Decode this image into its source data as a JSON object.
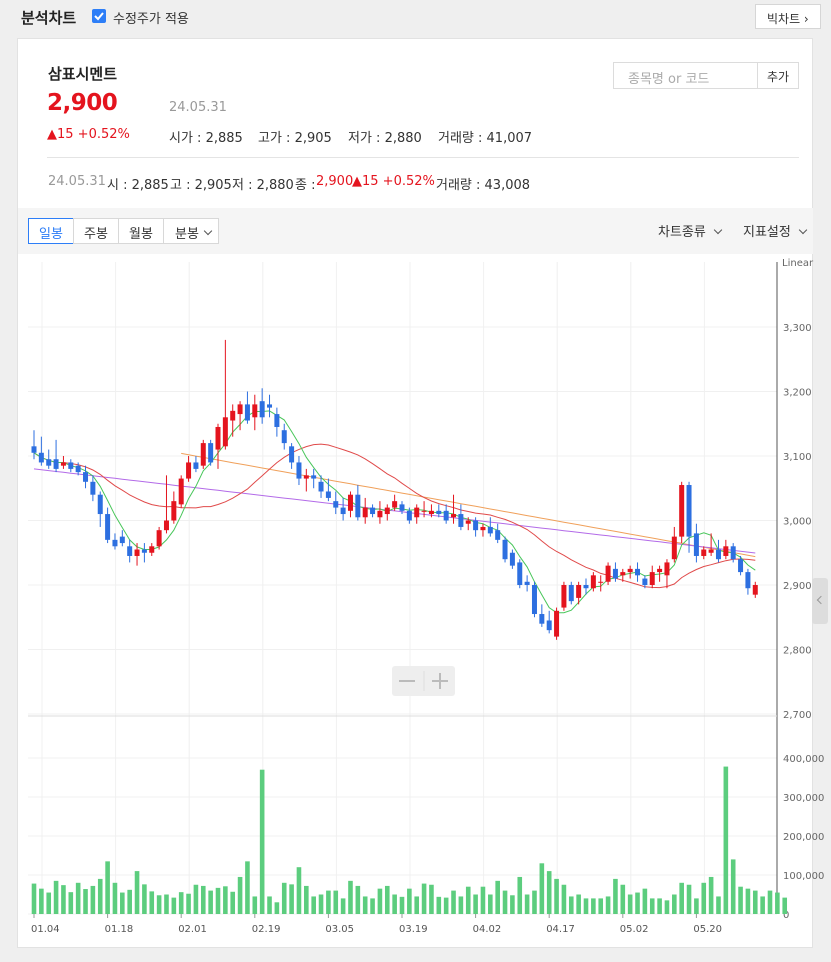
{
  "header": {
    "title": "분석차트",
    "adjusted_label": "수정주가 적용",
    "big_chart_btn": "빅차트 ›"
  },
  "stock": {
    "name": "삼표시멘트",
    "price": "2,900",
    "date": "24.05.31",
    "change": "▲15 +0.52%",
    "open_label": "시가 : 2,885",
    "high_label": "고가 : 2,905",
    "low_label": "저가 : 2,880",
    "volume_label": "거래량 : 41,007"
  },
  "search": {
    "placeholder": "종목명 or 코드",
    "add_label": "추가"
  },
  "detail": {
    "date": "24.05.31",
    "open": "시 : 2,885",
    "high": "고 : 2,905",
    "low": "저 : 2,880",
    "close_label": "종 :",
    "close": "2,900",
    "change": "▲15 +0.52%",
    "volume": "거래량 : 43,008"
  },
  "toolbar": {
    "daily": "일봉",
    "weekly": "주봉",
    "monthly": "월봉",
    "minute": "분봉",
    "chart_type": "차트종류",
    "indicator": "지표설정"
  },
  "colors": {
    "up": "#e4141e",
    "down": "#2d6fe0",
    "volume": "#5ccd7e",
    "ma5": "#48c65a",
    "ma20": "#e04a4a",
    "ma60": "#b36be8",
    "ma120": "#f0a05a",
    "accent": "#2d7ef7"
  },
  "chart_data": {
    "type": "candlestick",
    "scale_label": "Linear",
    "price_ticks": [
      3300,
      3200,
      3100,
      3000,
      2900,
      2800,
      2700
    ],
    "price_tick_labels": [
      "3,300",
      "3,200",
      "3,100",
      "3,000",
      "2,900",
      "2,800",
      "2,700"
    ],
    "volume_ticks": [
      400000,
      300000,
      200000,
      100000,
      0
    ],
    "volume_tick_labels": [
      "400,000",
      "300,000",
      "200,000",
      "100,000",
      "0"
    ],
    "x_labels": [
      {
        "index": 0,
        "label": "01.04"
      },
      {
        "index": 10,
        "label": "01.18"
      },
      {
        "index": 20,
        "label": "02.01"
      },
      {
        "index": 30,
        "label": "02.19"
      },
      {
        "index": 40,
        "label": "03.05"
      },
      {
        "index": 50,
        "label": "03.19"
      },
      {
        "index": 60,
        "label": "04.02"
      },
      {
        "index": 70,
        "label": "04.17"
      },
      {
        "index": 80,
        "label": "05.02"
      },
      {
        "index": 90,
        "label": "05.20"
      }
    ],
    "candles": [
      [
        3115,
        3140,
        3095,
        3105
      ],
      [
        3105,
        3130,
        3085,
        3090
      ],
      [
        3095,
        3110,
        3080,
        3085
      ],
      [
        3095,
        3125,
        3075,
        3080
      ],
      [
        3085,
        3100,
        3080,
        3090
      ],
      [
        3090,
        3095,
        3075,
        3080
      ],
      [
        3085,
        3090,
        3070,
        3075
      ],
      [
        3075,
        3085,
        3050,
        3060
      ],
      [
        3060,
        3070,
        3030,
        3040
      ],
      [
        3040,
        3045,
        2990,
        3010
      ],
      [
        3010,
        3020,
        2965,
        2970
      ],
      [
        2970,
        2980,
        2955,
        2960
      ],
      [
        2975,
        2985,
        2960,
        2965
      ],
      [
        2960,
        2970,
        2935,
        2945
      ],
      [
        2945,
        2965,
        2930,
        2955
      ],
      [
        2955,
        2965,
        2935,
        2950
      ],
      [
        2950,
        2965,
        2945,
        2960
      ],
      [
        2960,
        2990,
        2955,
        2985
      ],
      [
        2985,
        3070,
        2980,
        3000
      ],
      [
        3000,
        3045,
        2995,
        3030
      ],
      [
        3025,
        3070,
        3020,
        3065
      ],
      [
        3065,
        3100,
        3060,
        3090
      ],
      [
        3090,
        3100,
        3075,
        3080
      ],
      [
        3085,
        3125,
        3080,
        3120
      ],
      [
        3120,
        3125,
        3085,
        3090
      ],
      [
        3110,
        3150,
        3080,
        3145
      ],
      [
        3115,
        3280,
        3110,
        3160
      ],
      [
        3155,
        3180,
        3130,
        3170
      ],
      [
        3165,
        3185,
        3140,
        3180
      ],
      [
        3180,
        3200,
        3150,
        3155
      ],
      [
        3160,
        3195,
        3140,
        3180
      ],
      [
        3185,
        3205,
        3150,
        3160
      ],
      [
        3180,
        3195,
        3160,
        3175
      ],
      [
        3165,
        3175,
        3130,
        3145
      ],
      [
        3140,
        3150,
        3110,
        3120
      ],
      [
        3115,
        3120,
        3080,
        3090
      ],
      [
        3090,
        3100,
        3055,
        3065
      ],
      [
        3065,
        3080,
        3045,
        3070
      ],
      [
        3070,
        3080,
        3050,
        3065
      ],
      [
        3060,
        3070,
        3035,
        3045
      ],
      [
        3045,
        3065,
        3030,
        3035
      ],
      [
        3030,
        3045,
        3010,
        3020
      ],
      [
        3020,
        3035,
        3000,
        3010
      ],
      [
        3015,
        3045,
        3005,
        3040
      ],
      [
        3040,
        3055,
        3000,
        3005
      ],
      [
        3005,
        3035,
        2995,
        3020
      ],
      [
        3020,
        3025,
        3005,
        3010
      ],
      [
        3005,
        3030,
        2995,
        3015
      ],
      [
        3010,
        3025,
        3000,
        3020
      ],
      [
        3020,
        3040,
        3015,
        3030
      ],
      [
        3025,
        3030,
        3010,
        3015
      ],
      [
        3015,
        3020,
        2995,
        3000
      ],
      [
        3005,
        3025,
        2995,
        3020
      ],
      [
        3015,
        3030,
        3005,
        3015
      ],
      [
        3010,
        3025,
        3005,
        3015
      ],
      [
        3015,
        3025,
        3005,
        3010
      ],
      [
        3015,
        3025,
        2995,
        3000
      ],
      [
        3005,
        3040,
        2995,
        3010
      ],
      [
        3010,
        3025,
        2985,
        2990
      ],
      [
        2995,
        3005,
        2985,
        3000
      ],
      [
        3000,
        3005,
        2975,
        2985
      ],
      [
        2985,
        2995,
        2975,
        2990
      ],
      [
        2990,
        3005,
        2975,
        2980
      ],
      [
        2985,
        2995,
        2965,
        2970
      ],
      [
        2970,
        2975,
        2935,
        2940
      ],
      [
        2950,
        2955,
        2925,
        2930
      ],
      [
        2935,
        2940,
        2895,
        2900
      ],
      [
        2905,
        2915,
        2890,
        2900
      ],
      [
        2900,
        2905,
        2850,
        2855
      ],
      [
        2855,
        2870,
        2835,
        2840
      ],
      [
        2845,
        2860,
        2825,
        2830
      ],
      [
        2820,
        2865,
        2815,
        2860
      ],
      [
        2865,
        2905,
        2860,
        2900
      ],
      [
        2900,
        2905,
        2870,
        2875
      ],
      [
        2880,
        2905,
        2870,
        2900
      ],
      [
        2900,
        2910,
        2885,
        2895
      ],
      [
        2895,
        2920,
        2890,
        2915
      ],
      [
        2905,
        2915,
        2890,
        2905
      ],
      [
        2905,
        2935,
        2900,
        2930
      ],
      [
        2925,
        2935,
        2905,
        2910
      ],
      [
        2915,
        2925,
        2905,
        2920
      ],
      [
        2920,
        2930,
        2910,
        2925
      ],
      [
        2925,
        2935,
        2905,
        2915
      ],
      [
        2910,
        2915,
        2895,
        2900
      ],
      [
        2900,
        2930,
        2895,
        2920
      ],
      [
        2920,
        2930,
        2905,
        2925
      ],
      [
        2915,
        2940,
        2895,
        2935
      ],
      [
        2940,
        2990,
        2935,
        2975
      ],
      [
        2975,
        3060,
        2965,
        3055
      ],
      [
        3055,
        3060,
        2950,
        2975
      ],
      [
        2980,
        2995,
        2935,
        2945
      ],
      [
        2945,
        2960,
        2940,
        2955
      ],
      [
        2950,
        2980,
        2945,
        2955
      ],
      [
        2955,
        2970,
        2935,
        2940
      ],
      [
        2945,
        2970,
        2940,
        2960
      ],
      [
        2960,
        2965,
        2935,
        2940
      ],
      [
        2940,
        2945,
        2915,
        2920
      ],
      [
        2920,
        2925,
        2885,
        2895
      ],
      [
        2885,
        2905,
        2880,
        2900
      ]
    ],
    "volumes": [
      78000,
      65000,
      55000,
      85000,
      74000,
      56000,
      80000,
      64000,
      72000,
      90000,
      135000,
      80000,
      55000,
      62000,
      110000,
      76000,
      58000,
      48000,
      50000,
      42000,
      56000,
      52000,
      75000,
      72000,
      60000,
      67000,
      71000,
      57000,
      95000,
      135000,
      45000,
      370000,
      45000,
      30000,
      80000,
      76000,
      120000,
      72000,
      45000,
      50000,
      60000,
      60000,
      40000,
      85000,
      72000,
      45000,
      40000,
      65000,
      72000,
      50000,
      44000,
      65000,
      45000,
      78000,
      75000,
      44000,
      42000,
      60000,
      45000,
      70000,
      50000,
      70000,
      50000,
      85000,
      60000,
      48000,
      95000,
      50000,
      60000,
      130000,
      110000,
      90000,
      75000,
      45000,
      50000,
      40000,
      40000,
      40000,
      45000,
      90000,
      75000,
      50000,
      55000,
      65000,
      40000,
      40000,
      35000,
      50000,
      80000,
      75000,
      40000,
      80000,
      95000,
      45000,
      378000,
      140000,
      70000,
      65000,
      60000,
      45000,
      60000,
      55000,
      42000
    ]
  }
}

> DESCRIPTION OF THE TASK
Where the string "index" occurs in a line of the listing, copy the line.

> RESULT OF THIS EXERCISE
        "index": 0,
        "index": 10,
        "index": 20,
        "index": 30,
        "index": 40,
        "index": 50,
        "index": 60,
        "index": 70,
        "index": 80,
        "index": 90,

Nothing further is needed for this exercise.